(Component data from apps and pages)
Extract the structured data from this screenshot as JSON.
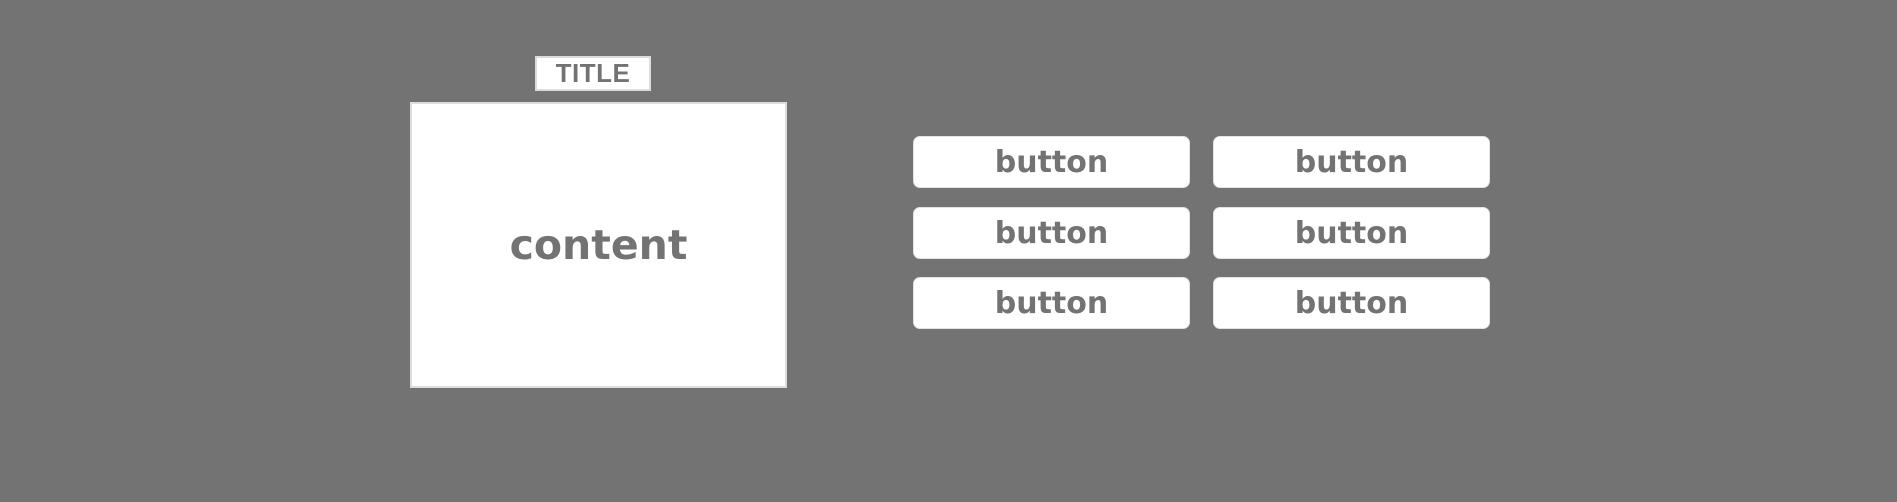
{
  "title": {
    "label": "TITLE"
  },
  "content": {
    "label": "content"
  },
  "buttons": [
    {
      "label": "button"
    },
    {
      "label": "button"
    },
    {
      "label": "button"
    },
    {
      "label": "button"
    },
    {
      "label": "button"
    },
    {
      "label": "button"
    }
  ],
  "colors": {
    "background": "#737373",
    "panel": "#ffffff",
    "text": "#737373"
  }
}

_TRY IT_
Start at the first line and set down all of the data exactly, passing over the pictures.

_RESPONSE FOR THIS EXERCISE_
Extract the structured data from this screenshot as JSON.
{
  "title": {
    "label": "TITLE"
  },
  "content": {
    "label": "content"
  },
  "buttons": [
    {
      "label": "button"
    },
    {
      "label": "button"
    },
    {
      "label": "button"
    },
    {
      "label": "button"
    },
    {
      "label": "button"
    },
    {
      "label": "button"
    }
  ],
  "colors": {
    "background": "#737373",
    "panel": "#ffffff",
    "text": "#737373"
  }
}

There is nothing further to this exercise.